▸ **ACTIVITY**: As the answer, give every line of the records that includes the word "ağacı".

▸ **PROVIDED RECORDS**:
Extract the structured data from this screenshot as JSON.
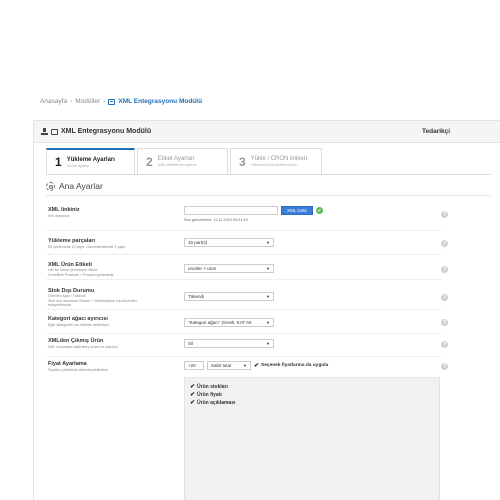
{
  "breadcrumb": {
    "items": [
      "Anasayfa",
      "Modüller"
    ],
    "current": "XML Entegrasyonu Modülü",
    "separator": "›"
  },
  "panel": {
    "title": "XML Entegrasyonu Modülü",
    "right_link": "Tedarikçi"
  },
  "steps": [
    {
      "num": "1",
      "label": "Yükleme Ayarları",
      "sub": "Genel ayarlar"
    },
    {
      "num": "2",
      "label": "Etiket Ayarları",
      "sub": "XML etiketlerini eşleme"
    },
    {
      "num": "3",
      "label": "Yükle / CRON linkleri",
      "sub": "Yükleme/Cron linklerini Alın"
    }
  ],
  "section_title": "Ana Ayarlar",
  "rows": {
    "xml_link": {
      "label": "XML linkiniz",
      "desc": "Xml dosyanız",
      "input_value": "",
      "button": "XML Getir",
      "note": "Son güncelleme: 11.11.2019 09:21:49"
    },
    "parts": {
      "label": "Yükleme parçaları",
      "desc": "Ek yüklemede 10 yaptı. Güncellemelerde 1 yaptı.",
      "value": "10 part(s)"
    },
    "product_tag": {
      "label": "XML Ürün Etiketi",
      "desc": [
        "Her bir ürünü çevreleyen etiket.",
        "Genellikle Products > Product şeklindedir."
      ],
      "value": "urunler > urun"
    },
    "stock": {
      "label": "Stok Dışı Durumu",
      "desc": [
        "Önerilen Ayarı: Tükendi",
        "Stok dışı durumları Sistem > Yerelleştirme menüsünden",
        "ekleyebilirsiniz"
      ],
      "value": "Tükendi"
    },
    "category": {
      "label": "Kategori ağacı ayırıcısı",
      "desc": "Eğer kategoriler tek etikette verilmişse",
      "value": "\"Kategori ağacı\" (örnek: KAT AK"
    },
    "removed": {
      "label": "XMLden Çıkmış Ürün",
      "desc": "XML dosyadan kaldırılmış ürüne ne yapılsın",
      "value": "Sil"
    },
    "price": {
      "label": "Fiyat Ayarlama",
      "desc": "Fiyatları yüzdelikle düzenleyebilirsiniz",
      "amount": "+20",
      "type": "Sabit tutar",
      "check_label": "Seçenek fiyatlarına da uygula"
    }
  },
  "options": [
    "Ürün stokları",
    "Ürün fiyatı",
    "Ürün açıklaması"
  ],
  "help_glyph": "?",
  "tick_glyph": "✔",
  "caret_glyph": "▼"
}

▸ **TASK OUTPUT**:
      "label": "Kategori ağacı ayırıcısı",
      "value": "\"Kategori ağacı\" (örnek: KAT AK"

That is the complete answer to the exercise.